After 20 years of operating a Little Caesars franchise, Sioux Falls Pizza Company, Inc. (“SFPC”) established its own pizza company at the same location. The franchise agreement had terminated, but the franchise alleged the former franchisee was using its proprietary trade secrets in its new business. Little Caesars claimed SFPC was stealing the company’s “Hot-N-Ready” pizza system and the specifications for how to let the dough rise, how to apply sauce and toppings, and how to cook and store the pizza.
Trade secrets must be protected as such to retain protected status under the law. Formulaic confidentiality agreements are not enough. A business must implement a trade secret protection plan that is reasonably likely to maintain the secrecy of the proprietary information. Companies should also ensure they are creating a culture of confidentiality in the workplace.
The franchise’s trade secret misappropriation clams were unsuccessful, largely in part to a finding by the court that Little Caesars did not do enough to protect whatever secrets it might have. Little Caesars did require its franchisees (the owners) to sign confidentiality agreements protecting proprietary business information, but required nothing from the franchisee’s employees. These employees, who made the dough, applied the toppings, cooked the product, and sold it to customers, had “the most detailed knowledge of Little Caesars’ system” but “had no duty or promise to keep that information confidential because they were not required to sign confidentiality agreements.”
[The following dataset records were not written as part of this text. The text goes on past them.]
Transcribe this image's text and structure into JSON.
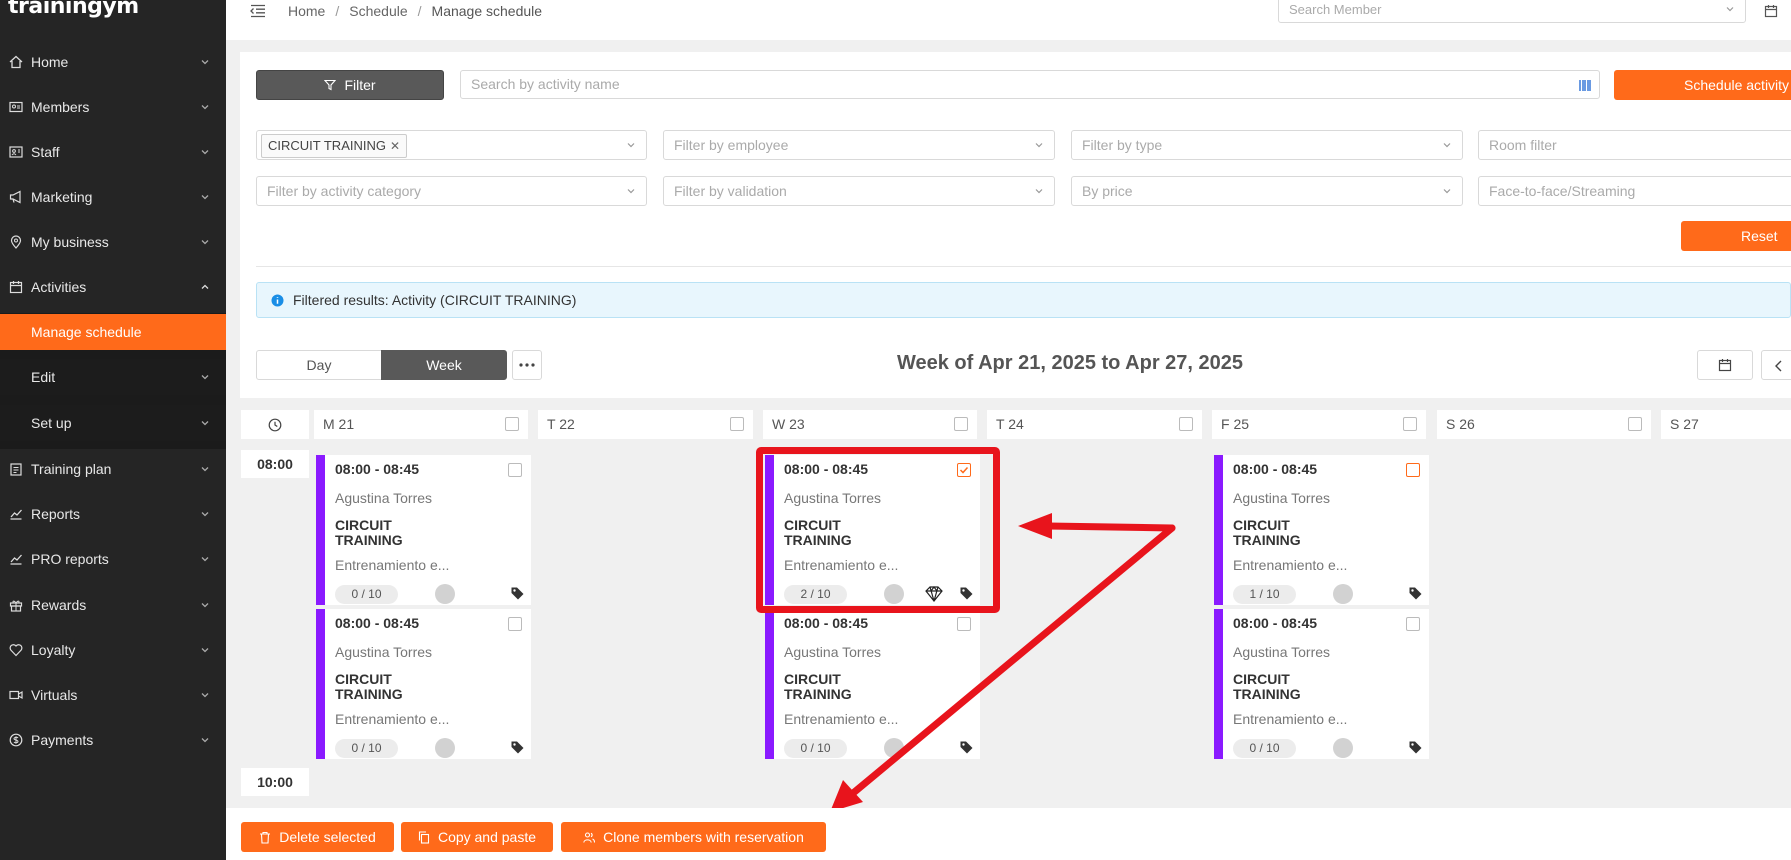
{
  "app": {
    "logo": "trainingym"
  },
  "sidebar": {
    "items": [
      {
        "label": "Home",
        "icon": "home-icon"
      },
      {
        "label": "Members",
        "icon": "id-card-icon"
      },
      {
        "label": "Staff",
        "icon": "badge-icon"
      },
      {
        "label": "Marketing",
        "icon": "megaphone-icon"
      },
      {
        "label": "My business",
        "icon": "location-pin-icon"
      },
      {
        "label": "Activities",
        "icon": "calendar-icon",
        "expanded": true
      },
      {
        "label": "Training plan",
        "icon": "clipboard-icon"
      },
      {
        "label": "Reports",
        "icon": "line-chart-icon"
      },
      {
        "label": "PRO reports",
        "icon": "line-chart-icon"
      },
      {
        "label": "Rewards",
        "icon": "gift-icon"
      },
      {
        "label": "Loyalty",
        "icon": "heart-icon"
      },
      {
        "label": "Virtuals",
        "icon": "video-icon"
      },
      {
        "label": "Payments",
        "icon": "dollar-circle-icon"
      }
    ],
    "subitems": [
      {
        "label": "Manage schedule",
        "active": true
      },
      {
        "label": "Edit"
      },
      {
        "label": "Set up"
      }
    ]
  },
  "topbar": {
    "breadcrumb": [
      "Home",
      "Schedule",
      "Manage schedule"
    ],
    "search_member_placeholder": "Search Member"
  },
  "toolbar": {
    "filter_label": "Filter",
    "activity_search_placeholder": "Search by activity name",
    "schedule_button": "Schedule activity"
  },
  "filters": {
    "activity_tag": "CIRCUIT TRAINING",
    "employee": "Filter by employee",
    "type": "Filter by type",
    "room": "Room filter",
    "activity_category": "Filter by activity category",
    "validation": "Filter by validation",
    "price": "By price",
    "mode": "Face-to-face/Streaming",
    "reset": "Reset"
  },
  "info": {
    "message": "Filtered results: Activity (CIRCUIT TRAINING)"
  },
  "view": {
    "day": "Day",
    "week": "Week",
    "selected": "Week"
  },
  "week_title": "Week of Apr 21, 2025 to Apr 27, 2025",
  "days": [
    "M 21",
    "T 22",
    "W 23",
    "T 24",
    "F 25",
    "S 26",
    "S 27"
  ],
  "times": [
    "08:00",
    "10:00"
  ],
  "cards": [
    {
      "time": "08:00 - 08:45",
      "instructor": "Agustina Torres",
      "name": "CIRCUIT TRAINING",
      "desc": "Entrenamiento e...",
      "capacity": "0 / 10",
      "checked": false
    },
    {
      "time": "08:00 - 08:45",
      "instructor": "Agustina Torres",
      "name": "CIRCUIT TRAINING",
      "desc": "Entrenamiento e...",
      "capacity": "0 / 10",
      "checked": false
    },
    {
      "time": "08:00 - 08:45",
      "instructor": "Agustina Torres",
      "name": "CIRCUIT TRAINING",
      "desc": "Entrenamiento e...",
      "capacity": "2 / 10",
      "checked": true
    },
    {
      "time": "08:00 - 08:45",
      "instructor": "Agustina Torres",
      "name": "CIRCUIT TRAINING",
      "desc": "Entrenamiento e...",
      "capacity": "0 / 10",
      "checked": false
    },
    {
      "time": "08:00 - 08:45",
      "instructor": "Agustina Torres",
      "name": "CIRCUIT TRAINING",
      "desc": "Entrenamiento e...",
      "capacity": "1 / 10",
      "checked": false
    },
    {
      "time": "08:00 - 08:45",
      "instructor": "Agustina Torres",
      "name": "CIRCUIT TRAINING",
      "desc": "Entrenamiento e...",
      "capacity": "0 / 10",
      "checked": false
    }
  ],
  "bottom": {
    "delete": "Delete selected",
    "copy": "Copy and paste",
    "clone": "Clone members with reservation"
  },
  "colors": {
    "accent": "#ff6a1a",
    "activity": "#8a1aff",
    "annotation": "#e8141c",
    "sidebar": "#252525"
  }
}
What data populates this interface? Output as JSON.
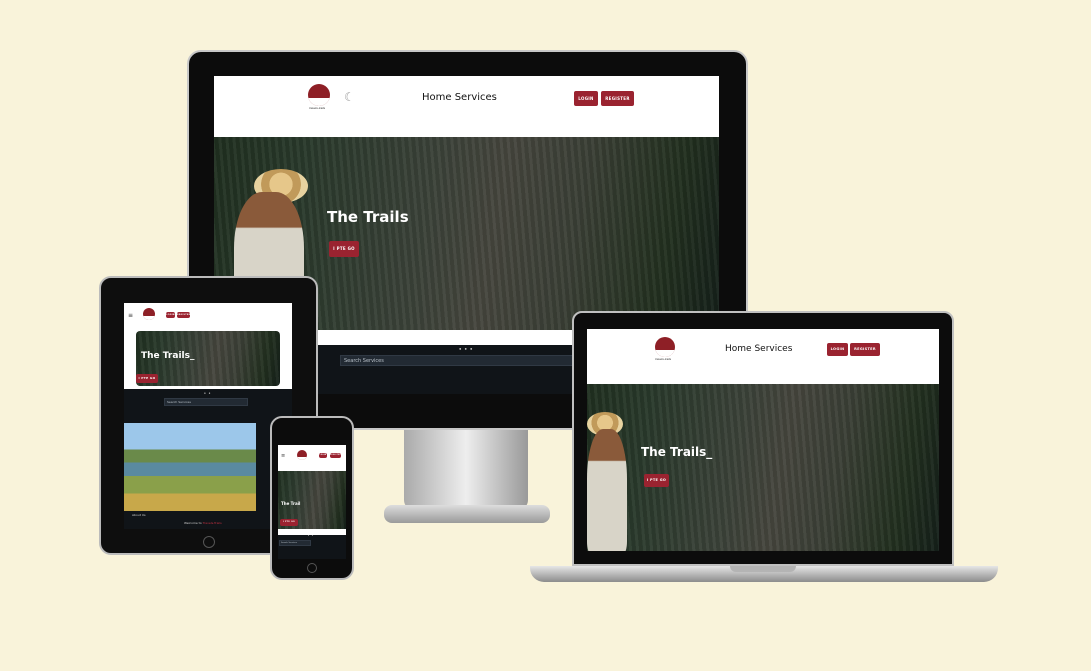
{
  "site": {
    "logo_text": "travels-trails",
    "nav_links": "Home  Services",
    "login_label": "LOGIN",
    "register_label": "REGISTER",
    "hero_title": "The Trails",
    "hero_title_typing": "The Trails_",
    "hero_title_mobile": "The Trail",
    "hero_button": "I PTE GO",
    "hero_button_small": "I PTE GO",
    "search_placeholder": "Search Services",
    "carousel_dots": "● ● ●",
    "carousel_dots_short": "● ●",
    "about_label": "About Us",
    "welcome_prefix": "Welcome to ",
    "welcome_brand": "Travels-Trails"
  },
  "colors": {
    "background": "#f9f3da",
    "brand": "#8e1f26",
    "button": "#9a2330",
    "dark": "#101418"
  },
  "icons": [
    "moon-icon",
    "menu-icon",
    "logo-icon"
  ]
}
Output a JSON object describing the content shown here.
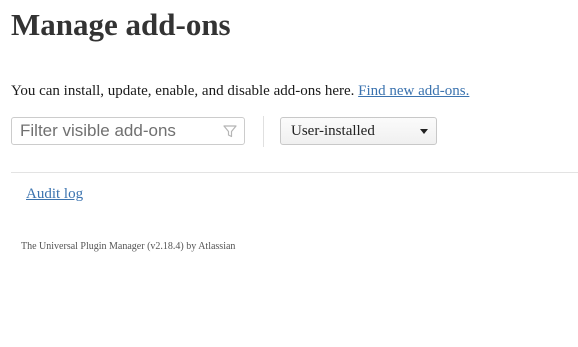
{
  "header": {
    "title": "Manage add-ons"
  },
  "intro": {
    "text": "You can install, update, enable, and disable add-ons here.",
    "link_label": "Find new add-ons."
  },
  "toolbar": {
    "filter": {
      "placeholder": "Filter visible add-ons",
      "value": "",
      "icon": "filter-funnel-icon"
    },
    "view_select": {
      "selected": "User-installed",
      "icon": "caret-down-icon"
    }
  },
  "links": {
    "audit_log": "Audit log"
  },
  "footer": {
    "text": "The Universal Plugin Manager (v2.18.4) by Atlassian"
  },
  "colors": {
    "link": "#3b73af",
    "title": "#333333",
    "border": "#cccccc"
  }
}
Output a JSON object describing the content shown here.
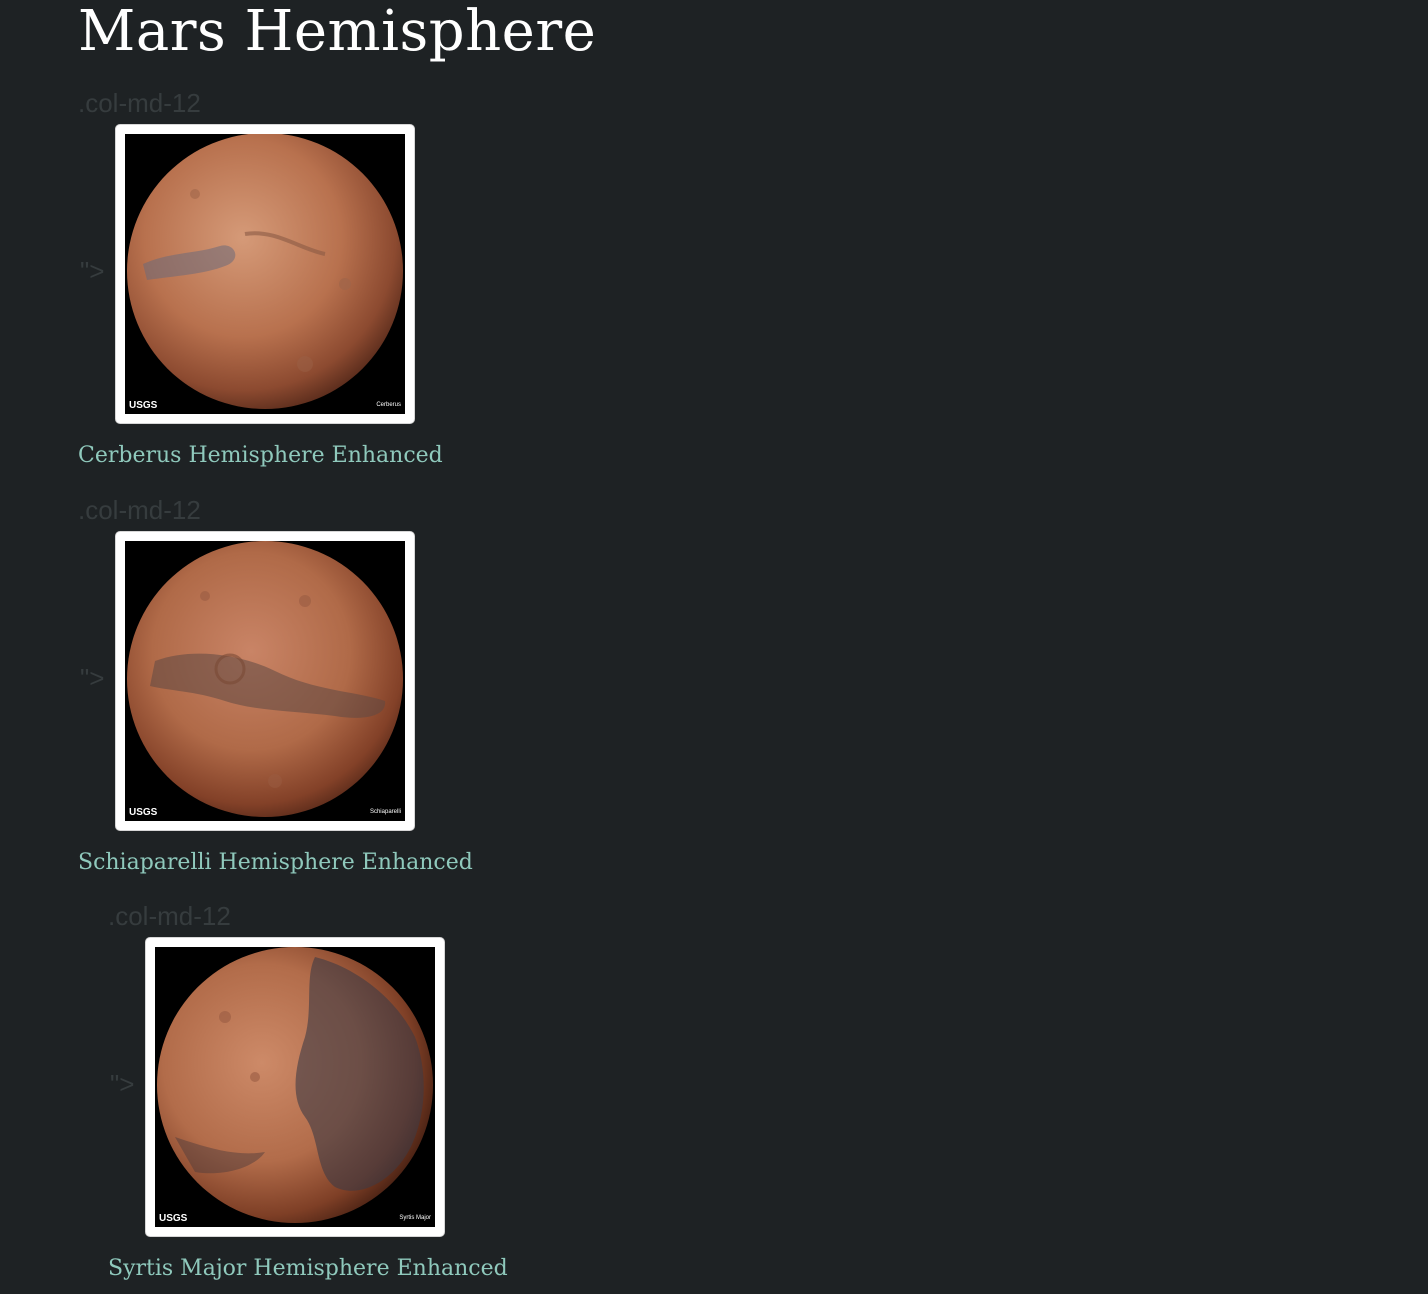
{
  "page": {
    "title": "Mars Hemisphere"
  },
  "hemispheres": [
    {
      "col_label": ".col-md-12",
      "stray_text": "\">",
      "title": "Cerberus Hemisphere Enhanced",
      "image_logo": "USGS",
      "image_caption": "Cerberus",
      "image_icon": "mars-cerberus-image"
    },
    {
      "col_label": ".col-md-12",
      "stray_text": "\">",
      "title": "Schiaparelli Hemisphere Enhanced",
      "image_logo": "USGS",
      "image_caption": "Schiaparelli",
      "image_icon": "mars-schiaparelli-image"
    },
    {
      "col_label": ".col-md-12",
      "stray_text": "\">",
      "title": "Syrtis Major Hemisphere Enhanced",
      "image_logo": "USGS",
      "image_caption": "Syrtis Major",
      "image_icon": "mars-syrtis-major-image"
    }
  ],
  "colors": {
    "background": "#1e2224",
    "title": "#ffffff",
    "link": "#8fc9bc",
    "muted_label": "#363c3e"
  }
}
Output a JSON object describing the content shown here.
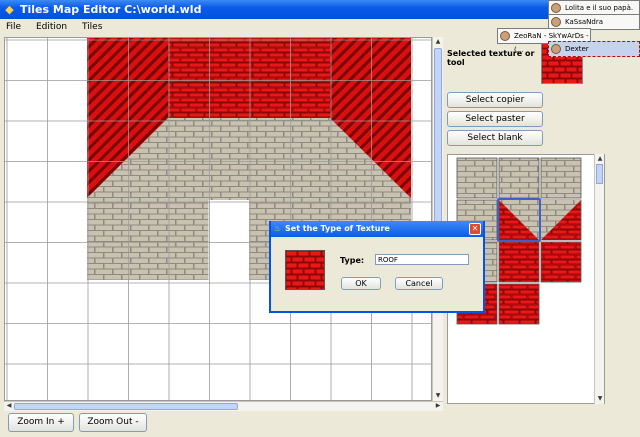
{
  "window": {
    "title": "Tiles Map Editor C:\\world.wld"
  },
  "menu": [
    {
      "label": "File"
    },
    {
      "label": "Edition"
    },
    {
      "label": "Tiles"
    }
  ],
  "side_panel": {
    "selected_label": "Selected texture or tool",
    "buttons": {
      "copier": "Select copier",
      "paster": "Select paster",
      "blank": "Select blank"
    }
  },
  "bottom": {
    "zoom_in": "Zoom In +",
    "zoom_out": "Zoom Out -"
  },
  "dialog": {
    "title": "Set the Type of Texture",
    "type_label": "Type:",
    "type_value": "ROOF",
    "ok": "OK",
    "cancel": "Cancel"
  },
  "notifications": [
    {
      "name": "Lolita e il suo papà."
    },
    {
      "name": "KaSsaNdra"
    },
    {
      "name": "ZeoRaN - SkYwArDs -(..."
    },
    {
      "name": "Dexter"
    }
  ],
  "icons": {
    "app": "app-icon",
    "close": "close-icon",
    "dialog": "java-icon",
    "avatar": "avatar-icon"
  },
  "colors": {
    "title_blue": "#0a5ce8",
    "roof_red": "#d81010",
    "wall_gray": "#c9c2b0"
  }
}
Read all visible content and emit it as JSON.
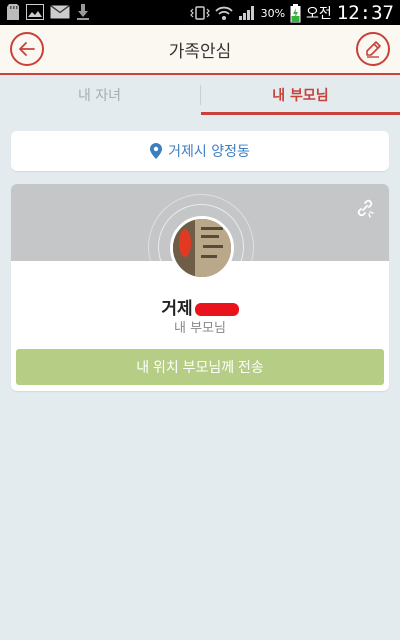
{
  "status_bar": {
    "icons": [
      "sd-card-icon",
      "image-icon",
      "mail-icon",
      "download-icon",
      "vibrate-icon",
      "wifi-icon",
      "signal-icon",
      "battery-charging-icon"
    ],
    "battery_percent": "30%",
    "clock_ampm": "오전",
    "clock_time": "12:37"
  },
  "header": {
    "title": "가족안심",
    "back_icon": "arrow-left-icon",
    "edit_icon": "pencil-icon"
  },
  "tabs": [
    {
      "label": "내 자녀",
      "active": false
    },
    {
      "label": "내 부모님",
      "active": true
    }
  ],
  "location": {
    "icon": "map-pin-icon",
    "text": "거제시 양정동"
  },
  "profile": {
    "name_visible": "거제",
    "relation": "내 부모님",
    "link_icon": "link-icon",
    "send_button_label": "내 위치 부모님께 전송"
  },
  "colors": {
    "accent": "#c8413b",
    "background": "#e4ebee",
    "location_text": "#3c7ec1",
    "send_button": "#b6cd85",
    "banner": "#c5c6c7"
  }
}
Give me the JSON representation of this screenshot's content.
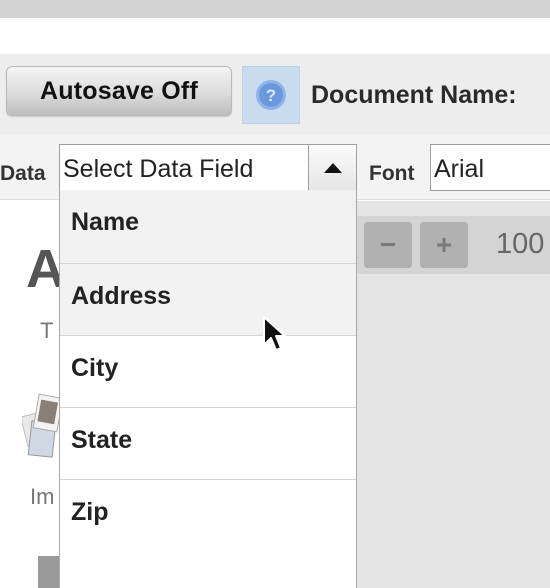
{
  "toolbar": {
    "autosave_label": "Autosave Off",
    "help_icon": "question-circle-icon",
    "document_name_label": "Document Name:"
  },
  "properties": {
    "data_label": "Data",
    "data_select_value": "Select Data Field",
    "font_label": "Font",
    "font_value": "Arial"
  },
  "dropdown": {
    "items": [
      {
        "label": "Name"
      },
      {
        "label": "Address"
      },
      {
        "label": "City"
      },
      {
        "label": "State"
      },
      {
        "label": "Zip"
      }
    ],
    "hovered_index": 1
  },
  "canvas": {
    "big_letter": "A",
    "small_letter": "T",
    "image_label": "Im"
  },
  "zoom": {
    "minus_label": "−",
    "plus_label": "+",
    "value": "100"
  },
  "colors": {
    "toolbar_bg": "#ededed",
    "help_button_bg": "#c9dcef",
    "help_icon_color": "#5f8fd8",
    "canvas_bg": "#e4e4e4"
  }
}
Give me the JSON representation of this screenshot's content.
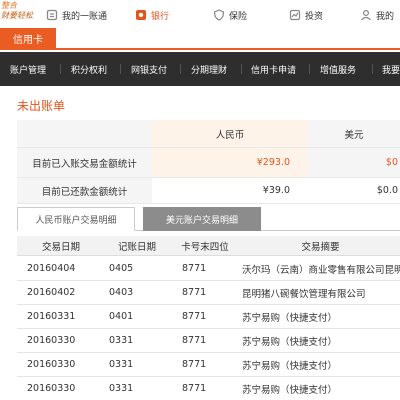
{
  "logo": {
    "line1": "整合",
    "line2": "财要轻松"
  },
  "topnav": [
    {
      "label": "我的一账通",
      "icon": "account-icon",
      "active": false
    },
    {
      "label": "银行",
      "icon": "bank-icon",
      "active": true
    },
    {
      "label": "保险",
      "icon": "insurance-icon",
      "active": false
    },
    {
      "label": "投资",
      "icon": "investment-icon",
      "active": false
    },
    {
      "label": "我的",
      "icon": "user-icon",
      "active": false
    }
  ],
  "card_tab": "信用卡",
  "mainnav": [
    "账户管理",
    "积分权利",
    "网银支付",
    "分期理财",
    "信用卡申请",
    "增值服务",
    "我要"
  ],
  "section_title": "未出账单",
  "summary": {
    "headers": [
      "",
      "人民币",
      "美元"
    ],
    "rows": [
      {
        "label": "目前已入账交易金额统计",
        "rmb": "¥293.0",
        "usd": "$0"
      },
      {
        "label": "目前已还款金额统计",
        "rmb": "¥39.0",
        "usd": "$0.0"
      }
    ]
  },
  "tabs": [
    "人民币账户交易明细",
    "美元账户交易明细"
  ],
  "transactions": {
    "headers": [
      "交易日期",
      "记账日期",
      "卡号末四位",
      "交易摘要"
    ],
    "rows": [
      {
        "trans_date": "20160404",
        "post_date": "0405",
        "card": "8771",
        "desc": "沃尔玛（云南）商业零售有限公司昆明"
      },
      {
        "trans_date": "20160402",
        "post_date": "0403",
        "card": "8771",
        "desc": "昆明猪八碗餐饮管理有限公司"
      },
      {
        "trans_date": "20160331",
        "post_date": "0401",
        "card": "8771",
        "desc": "苏宁易购（快捷支付）"
      },
      {
        "trans_date": "20160330",
        "post_date": "0331",
        "card": "8771",
        "desc": "苏宁易购（快捷支付）"
      },
      {
        "trans_date": "20160330",
        "post_date": "0331",
        "card": "8771",
        "desc": "苏宁易购（快捷支付）"
      },
      {
        "trans_date": "20160330",
        "post_date": "0331",
        "card": "8771",
        "desc": "苏宁易购（快捷支付）"
      }
    ]
  },
  "colors": {
    "accent": "#e95c22",
    "nav_bg": "#2e2e2e",
    "amount_red": "#e6541e"
  }
}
Without such precautions, a company’s trade secrets will be available for anyone. Take the time to review your own trade secret protection program to ensure your confidential information is adequately protected and you have the best chance of success if you must use the court to enforce your rights.